New technique advances bioprinting of cells

Jul 01, 2011

Ever since an ordinary office inkjet printer had its ink cartridges swapped out for a cargo of cells about 10 years ago and sprayed out cell-packed droplets to create living tissue, scientists and engineers have never looked at office equipment in quite the same way. They dream of using a specialized bio-inkjet printer to grow new body parts for organ transplants or tissues for making regenerative medicine repairs to ailing bodies. Both these new therapies begin with a carefully printed mass of embryonic stem cells. And now there's progress on getting that initial mass of stem cells printed.

By extending his pioneering acoustical work that applied to generate droplets from fluids, Dr. Utkan Demirci and his team at Harvard Medical School's (Brigham and Women's Hospital) Bio-Acoustic Mems in Medicine Laboratory report encouraging preliminary results at an early and crucial point in a stem cell's career known as embroid body formation. Their research results appear in the journal Biomicrofluids, published by the .

Getting the embroid body formed correctly and without mechanical trauma is key to preserving the stem cells' astounding ability to develop into any desired tissue. Their new automated bioprinting approach appears to do this better than manual pipetting in the "hang-drop" method traditionally used.

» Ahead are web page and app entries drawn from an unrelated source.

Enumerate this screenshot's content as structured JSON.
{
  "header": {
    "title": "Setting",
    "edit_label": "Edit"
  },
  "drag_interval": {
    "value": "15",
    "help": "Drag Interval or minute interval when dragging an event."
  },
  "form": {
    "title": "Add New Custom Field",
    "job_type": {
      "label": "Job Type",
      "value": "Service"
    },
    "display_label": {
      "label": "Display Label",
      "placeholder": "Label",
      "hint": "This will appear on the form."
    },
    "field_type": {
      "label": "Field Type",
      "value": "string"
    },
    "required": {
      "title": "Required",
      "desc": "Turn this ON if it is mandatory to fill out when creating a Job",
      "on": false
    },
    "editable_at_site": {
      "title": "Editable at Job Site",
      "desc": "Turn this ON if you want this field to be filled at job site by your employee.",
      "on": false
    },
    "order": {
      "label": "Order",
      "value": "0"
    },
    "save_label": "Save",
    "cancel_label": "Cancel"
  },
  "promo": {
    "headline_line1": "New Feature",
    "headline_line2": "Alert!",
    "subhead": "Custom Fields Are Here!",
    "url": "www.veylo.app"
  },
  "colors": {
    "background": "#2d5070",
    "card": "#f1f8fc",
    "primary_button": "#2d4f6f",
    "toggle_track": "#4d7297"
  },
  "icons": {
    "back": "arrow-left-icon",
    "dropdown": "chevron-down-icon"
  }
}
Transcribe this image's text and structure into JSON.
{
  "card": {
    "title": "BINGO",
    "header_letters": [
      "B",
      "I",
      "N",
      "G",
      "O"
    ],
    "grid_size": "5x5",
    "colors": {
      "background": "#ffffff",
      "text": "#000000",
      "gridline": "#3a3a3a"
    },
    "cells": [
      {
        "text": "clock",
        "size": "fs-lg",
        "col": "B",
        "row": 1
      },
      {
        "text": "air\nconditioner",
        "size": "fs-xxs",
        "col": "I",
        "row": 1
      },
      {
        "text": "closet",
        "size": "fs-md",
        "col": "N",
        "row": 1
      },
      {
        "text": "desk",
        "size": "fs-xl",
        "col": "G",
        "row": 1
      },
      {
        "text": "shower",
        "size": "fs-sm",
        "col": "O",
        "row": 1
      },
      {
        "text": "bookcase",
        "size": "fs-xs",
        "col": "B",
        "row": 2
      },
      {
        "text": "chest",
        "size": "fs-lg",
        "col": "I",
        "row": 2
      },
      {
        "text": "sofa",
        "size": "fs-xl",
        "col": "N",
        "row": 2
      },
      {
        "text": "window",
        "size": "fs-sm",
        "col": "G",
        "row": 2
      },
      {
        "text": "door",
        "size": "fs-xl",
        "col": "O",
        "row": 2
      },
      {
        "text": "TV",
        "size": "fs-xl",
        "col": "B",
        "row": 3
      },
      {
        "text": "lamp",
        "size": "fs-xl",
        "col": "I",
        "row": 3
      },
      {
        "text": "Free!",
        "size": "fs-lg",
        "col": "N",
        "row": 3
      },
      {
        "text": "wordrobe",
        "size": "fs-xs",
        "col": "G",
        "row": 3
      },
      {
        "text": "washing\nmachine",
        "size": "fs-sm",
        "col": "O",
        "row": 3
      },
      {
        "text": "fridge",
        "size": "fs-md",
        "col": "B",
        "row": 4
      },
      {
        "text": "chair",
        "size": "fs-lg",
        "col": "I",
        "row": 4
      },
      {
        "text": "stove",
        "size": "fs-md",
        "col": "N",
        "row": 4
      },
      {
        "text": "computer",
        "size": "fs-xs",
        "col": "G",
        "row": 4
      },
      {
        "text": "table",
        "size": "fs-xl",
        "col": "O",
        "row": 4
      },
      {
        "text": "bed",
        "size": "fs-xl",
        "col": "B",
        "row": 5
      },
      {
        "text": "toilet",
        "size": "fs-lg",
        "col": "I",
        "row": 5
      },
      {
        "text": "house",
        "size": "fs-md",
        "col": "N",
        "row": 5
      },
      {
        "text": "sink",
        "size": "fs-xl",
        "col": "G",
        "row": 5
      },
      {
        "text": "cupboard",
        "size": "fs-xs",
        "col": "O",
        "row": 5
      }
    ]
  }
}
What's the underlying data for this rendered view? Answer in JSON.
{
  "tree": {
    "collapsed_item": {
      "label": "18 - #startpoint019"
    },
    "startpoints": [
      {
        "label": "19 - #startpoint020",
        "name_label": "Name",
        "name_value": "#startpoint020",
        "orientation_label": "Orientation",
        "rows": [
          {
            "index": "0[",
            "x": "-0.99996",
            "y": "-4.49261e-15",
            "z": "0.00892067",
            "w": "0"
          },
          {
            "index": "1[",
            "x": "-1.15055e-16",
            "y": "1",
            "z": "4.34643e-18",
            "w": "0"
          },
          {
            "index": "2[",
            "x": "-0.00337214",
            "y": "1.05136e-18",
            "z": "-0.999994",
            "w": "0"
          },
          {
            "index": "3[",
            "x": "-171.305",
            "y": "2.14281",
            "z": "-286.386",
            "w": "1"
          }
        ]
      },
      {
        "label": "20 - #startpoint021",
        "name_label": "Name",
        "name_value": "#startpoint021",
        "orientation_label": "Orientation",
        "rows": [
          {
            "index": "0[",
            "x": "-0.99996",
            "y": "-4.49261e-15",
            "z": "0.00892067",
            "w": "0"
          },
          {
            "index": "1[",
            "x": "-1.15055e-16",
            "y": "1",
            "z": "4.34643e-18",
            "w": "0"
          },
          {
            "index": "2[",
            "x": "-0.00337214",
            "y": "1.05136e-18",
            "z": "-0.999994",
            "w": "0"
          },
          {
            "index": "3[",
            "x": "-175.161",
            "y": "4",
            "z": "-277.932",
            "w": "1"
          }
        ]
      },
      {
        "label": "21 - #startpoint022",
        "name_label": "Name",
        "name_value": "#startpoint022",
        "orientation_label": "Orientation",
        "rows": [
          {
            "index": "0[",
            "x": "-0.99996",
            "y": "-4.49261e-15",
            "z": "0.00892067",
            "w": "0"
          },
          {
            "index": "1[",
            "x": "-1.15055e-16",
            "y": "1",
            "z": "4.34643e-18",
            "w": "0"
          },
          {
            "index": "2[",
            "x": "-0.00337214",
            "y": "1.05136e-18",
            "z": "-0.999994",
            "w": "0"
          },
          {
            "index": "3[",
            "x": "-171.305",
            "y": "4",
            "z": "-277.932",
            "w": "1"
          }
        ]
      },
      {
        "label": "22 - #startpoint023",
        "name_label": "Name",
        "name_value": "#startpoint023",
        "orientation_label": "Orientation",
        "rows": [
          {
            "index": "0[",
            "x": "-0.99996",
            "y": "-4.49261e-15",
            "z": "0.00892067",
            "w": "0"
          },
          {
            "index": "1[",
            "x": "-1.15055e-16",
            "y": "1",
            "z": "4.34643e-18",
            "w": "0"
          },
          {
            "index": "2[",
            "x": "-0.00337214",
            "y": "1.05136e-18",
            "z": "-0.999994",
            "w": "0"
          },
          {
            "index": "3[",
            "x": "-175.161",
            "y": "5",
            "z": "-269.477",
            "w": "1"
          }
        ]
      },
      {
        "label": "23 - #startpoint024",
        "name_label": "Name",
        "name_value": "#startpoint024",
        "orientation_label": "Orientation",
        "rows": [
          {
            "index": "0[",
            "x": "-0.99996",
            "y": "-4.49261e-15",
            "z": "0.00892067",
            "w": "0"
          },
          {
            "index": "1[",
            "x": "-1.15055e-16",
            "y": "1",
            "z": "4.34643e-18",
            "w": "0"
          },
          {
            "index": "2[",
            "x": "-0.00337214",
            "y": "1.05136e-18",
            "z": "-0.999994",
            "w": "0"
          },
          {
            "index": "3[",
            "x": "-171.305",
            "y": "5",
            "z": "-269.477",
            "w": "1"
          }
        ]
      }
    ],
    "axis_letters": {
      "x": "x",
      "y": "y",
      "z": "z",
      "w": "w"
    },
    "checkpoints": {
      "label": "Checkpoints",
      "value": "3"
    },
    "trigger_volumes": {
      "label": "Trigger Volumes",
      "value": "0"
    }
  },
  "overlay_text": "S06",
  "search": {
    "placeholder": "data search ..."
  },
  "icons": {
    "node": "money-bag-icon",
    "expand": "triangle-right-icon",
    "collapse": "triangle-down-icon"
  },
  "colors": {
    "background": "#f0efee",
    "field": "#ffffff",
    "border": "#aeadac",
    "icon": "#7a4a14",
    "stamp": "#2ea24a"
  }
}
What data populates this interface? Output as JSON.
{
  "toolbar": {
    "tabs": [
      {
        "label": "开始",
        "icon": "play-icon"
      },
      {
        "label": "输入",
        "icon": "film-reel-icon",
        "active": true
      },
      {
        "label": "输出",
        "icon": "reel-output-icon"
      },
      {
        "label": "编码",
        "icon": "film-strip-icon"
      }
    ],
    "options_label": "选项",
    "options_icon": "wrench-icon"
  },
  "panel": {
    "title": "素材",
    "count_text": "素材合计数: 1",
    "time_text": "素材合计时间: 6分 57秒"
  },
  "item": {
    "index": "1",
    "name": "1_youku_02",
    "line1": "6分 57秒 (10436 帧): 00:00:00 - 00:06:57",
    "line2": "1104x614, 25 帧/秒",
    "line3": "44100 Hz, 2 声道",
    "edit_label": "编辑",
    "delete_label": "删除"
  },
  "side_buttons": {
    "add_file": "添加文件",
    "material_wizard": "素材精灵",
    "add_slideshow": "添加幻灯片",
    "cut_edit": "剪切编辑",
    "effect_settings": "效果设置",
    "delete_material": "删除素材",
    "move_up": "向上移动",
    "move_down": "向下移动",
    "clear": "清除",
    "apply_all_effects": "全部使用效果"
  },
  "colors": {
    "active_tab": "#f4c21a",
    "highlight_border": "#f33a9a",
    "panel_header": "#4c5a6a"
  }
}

Notes Dr. Demirci: "To have the capability to manipulate cells in a high-throughput environment reliably and repeatedly, whether it is a single cell or tens of thousands of cells in a single droplet, has the potential to enable potential solutions to many problems in medicine and engineering."

Three research results stand out:

  • Enhanced uniformity of size and ability to control droplet size. These are key variables because they determine how the embroid bodies will grow.
  • Achieving a scalable system that can print one cell or tens of thousands per droplet—a level of precise manipulation not previously available.
  • Faster droplet formation. The new system delivers 160 droplets/seconds, versus 10 minutes for the hang-drop method.
The next step involves assessing the two methods to compare their effects on cell function. Says Dr. Demirci: "We are eager to take it to the next level."

Explore further: How plant cell compartments change with cell growth

More information: The article, "Embryonic stem cell bioprinting for uniform and controlled size embryoid body formation," by Feng Xu, Banupriya Sridharan, SuiQi Wang, Umut Gurkan, Brian Syverud, and Utkan Demirci, appears in the journal Biomicrofluidics.

Provided by American Institute of Physics

not rated yet
add to favorites email to friend print save as pdf

Related Stories

US researchers identify first human lung stem cell

May 11, 2011

For the first time, researchers at Brigham and Women's Hospital (BWH) have identified a human lung stem cell that is self-renewing and capable of forming and integrating multiple biological structures of the lung including ...

Sweet success for new stem cell ID trick

Nov 20, 2008

(PhysOrg.com) -- Biomaterial scientists in Manchester believe they have found a new way of isolating the ‘ingredients’ needed for potential stem cell treatments for nerve damage and heart disease.

Scientists announce stem-cell discovery

Apr 20, 2006

U.S. scientists say they've uncovered signatures near crucial developmental genes -- a critical step toward creating embryonic stem cells for medicine.

Embryonic stem cells used to grow cartilage

Sep 06, 2007

Rice University biomedical engineers have developed a new technique for growing cartilage from human embryonic stem cells, a method that could be used to grow replacement cartilage for the surgical repair of knee, jaw, hip, ...

Recommended for you

How plant cell compartments change with cell growth

Aug 22, 2014

A research team led by Kiminori Toyooka from the RIKEN Center for Sustainable Resource Science has developed a sophisticated microscopy technique that for the first time captures the detailed movement of ...

Plants can 'switch off' virus DNA

Aug 22, 2014

A team of virologists and plant geneticists at Wageningen UR has demonstrated that when tomato plants contain Ty-1 resistance to the important Tomato yellow leaf curl virus (TYLCV), parts of the virus DNA ...

A better understanding of cell to cell communication

Aug 22, 2014

Researchers of the ISREC Institute at the School of Life Sciences, EPFL, have deciphered the mechanism whereby some microRNAs are retained in the cell while others are secreted and delivered to neighboring ...

A glimpse at the rings that make cell division possible

Aug 22, 2014

Forming like a blown smoke ring does, a "contractile ring" similar to a tiny muscle pinches yeast cells in two. The division of cells makes life possible, but the actual mechanics of this fundamental process ...

User comments : 0